Greek lamb meatballs in egg/lemon sauce  "Greek Cooking for the Gods"

Soupa Avgolemono is the latest discovery of my new New England born daughter-in-law, a serious baker and adventurous cook. With New York winter's bitter cold and snow, a repertoire of quick, delicious hot soups is truly life enhancing. 

This one was a favourite of my Queens' childhood, thanks to my mother's close friend Toni (for Antonia), an extraordinary home cook who introduced us to the delights of Greek food. So many amazing  things I tasted first at Toni's table (she taught me how to make dolmades, the little finger shaped bites of rice wrapped in vine leaves, then simmered in broth) and her baklava is still famous among her friends and extended family.

Basically chicken soup with rice, enriched and thickened with a blend of lemon juice and egg whipped to an airy foam, Soupa Avgolemono is pure heaven, whether served hot or (in summer) at room temperature. Its perfection depends very much on a last minute finish, however, the lemon juice and eggs beaten into into the hot soup just before it goes on the table. (Find the recipe earlier in  this blog under Chicken and Egg Soup).

Its close sibling, Avgolemono Saltsa (egg/lemon sauce), is a staple of Mediterranean cooking; Claudia Roden gives an excellent recipe for leeks in egg/lemon sauce in "Arabesque", her collection of Turkish, Moroccan and Lebanese dishes, and you can find this delicate, foamy saltsa poured over lamb, chicken, fish or vegetables (as above) and combined in the sauce of stews all over the region. Note: best used the same day, as the bubbles vanish when kept overnight. Still tastes luscious, though. 

It is particularly wonderful with tiny, tender, lamb meatballs.  Flavoured with finely chopped parsley and fresh mint, mixed with plain raw rice, then simmered in chicken or meat stock (not fried), these little walnut sized balls almost melt in your mouth. Covered with foamy egg/lemon sauce, they are  truly food of the gods.

Youvarlakia - lamb meatballs in egg/lemon sauce

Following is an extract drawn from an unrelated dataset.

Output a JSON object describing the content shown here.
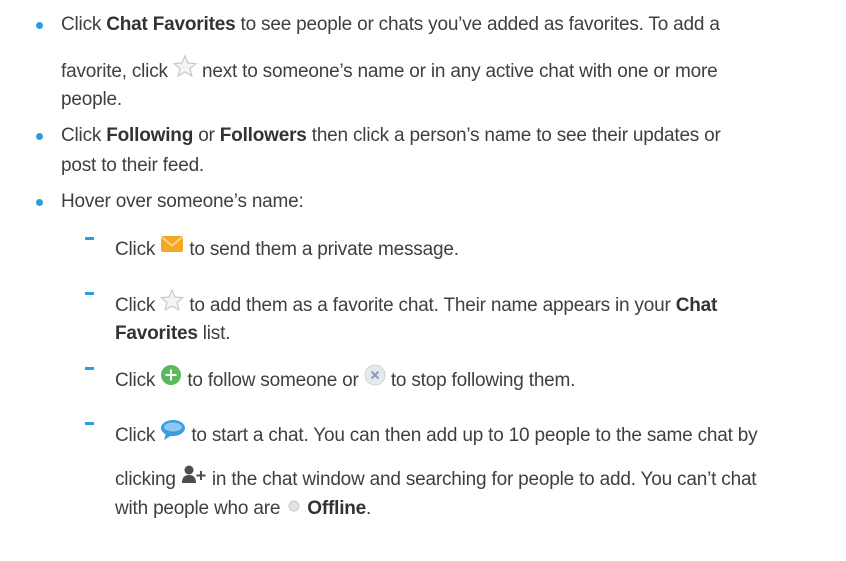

adapted from "Greek Cooking for the Gods", published October, 1973 by 101 Productions. (A gift from wonderful Toni)

Serves 4

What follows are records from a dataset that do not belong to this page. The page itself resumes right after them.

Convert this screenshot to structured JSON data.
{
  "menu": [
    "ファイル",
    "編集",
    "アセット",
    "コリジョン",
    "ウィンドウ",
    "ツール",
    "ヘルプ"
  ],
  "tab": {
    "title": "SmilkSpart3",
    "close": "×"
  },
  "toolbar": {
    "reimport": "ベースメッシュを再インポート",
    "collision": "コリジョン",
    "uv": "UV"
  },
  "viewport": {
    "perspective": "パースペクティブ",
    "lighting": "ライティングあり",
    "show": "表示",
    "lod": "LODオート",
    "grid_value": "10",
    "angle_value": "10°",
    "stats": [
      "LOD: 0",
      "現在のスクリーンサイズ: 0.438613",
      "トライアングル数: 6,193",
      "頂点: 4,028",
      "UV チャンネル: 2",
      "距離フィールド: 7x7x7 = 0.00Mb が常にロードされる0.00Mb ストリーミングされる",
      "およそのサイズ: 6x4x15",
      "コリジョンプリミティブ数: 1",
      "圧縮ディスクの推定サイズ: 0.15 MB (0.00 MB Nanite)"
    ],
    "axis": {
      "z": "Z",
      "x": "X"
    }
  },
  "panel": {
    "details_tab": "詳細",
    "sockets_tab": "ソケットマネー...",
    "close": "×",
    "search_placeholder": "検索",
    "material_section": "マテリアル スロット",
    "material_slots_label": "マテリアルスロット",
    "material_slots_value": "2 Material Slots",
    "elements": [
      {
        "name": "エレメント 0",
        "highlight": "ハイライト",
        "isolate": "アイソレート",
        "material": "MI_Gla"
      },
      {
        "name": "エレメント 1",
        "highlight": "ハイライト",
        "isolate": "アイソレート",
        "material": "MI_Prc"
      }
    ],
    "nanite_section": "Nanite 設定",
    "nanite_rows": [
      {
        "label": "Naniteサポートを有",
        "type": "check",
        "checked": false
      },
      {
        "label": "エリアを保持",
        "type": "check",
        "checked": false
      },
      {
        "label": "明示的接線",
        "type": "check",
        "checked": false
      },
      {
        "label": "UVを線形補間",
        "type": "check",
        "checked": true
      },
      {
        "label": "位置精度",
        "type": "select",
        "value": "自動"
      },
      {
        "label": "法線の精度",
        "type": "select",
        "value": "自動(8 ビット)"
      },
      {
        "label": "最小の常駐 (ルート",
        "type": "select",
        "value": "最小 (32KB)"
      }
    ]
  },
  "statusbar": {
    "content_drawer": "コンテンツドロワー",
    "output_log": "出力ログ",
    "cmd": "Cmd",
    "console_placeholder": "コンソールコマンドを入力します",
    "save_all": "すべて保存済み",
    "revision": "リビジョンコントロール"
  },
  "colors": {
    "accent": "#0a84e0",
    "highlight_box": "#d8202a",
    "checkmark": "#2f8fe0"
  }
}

Meatballs

1 lb (approx 500gr) ground lamb

1 medium onion, finely chopped or grated

2 tablespoons finely chopped parsley 

1/2 cup uncooked rice

1 tablespoon finely chopped mint - or more if you like

1 egg, beaten

2 cups chicken broth

butter

salt and pepper

Egg/lemon sauce - avgolemono saltza

Makes 2 cups:

3 eggs separated

juice of 2 lemons

1 cup chicken stock or broth

1 tablespoon cornstarch

Beat egg whites until stiff.  Add egg yolks and continue beating; add lemon juice very slowly, beating constantly so the sauce does not curdle.

Thicken hot chicken stock with cornstarch dissolved in a little cold water. Slowly add stock to egg mixture, beating constantly until thick and creamy.

Make meat balls

Combine ground lamb, onion, parsley, mint and beaten egg; season with salt and pepper; knead well, then form small, walnut sized balls. Melt butter in a shallow casserole and arrange meatballs in a single layer on the bottom. Add broth, bring to a simmer, cover and cook on very low heat (the broth barely bubbling) for about 35-40 minutes. 

Pour egg/lemon sauce over the top and serve. 

The suggestion in "Greek Food of the Gods" is to serve this with slice of feta cheese and Greek olives, with crusty bread to soak up the juices. I like to add something green on the side, like peas or those very thin French beans. 

A Comforting Beef Stew

Comforting Chicken Pot Pie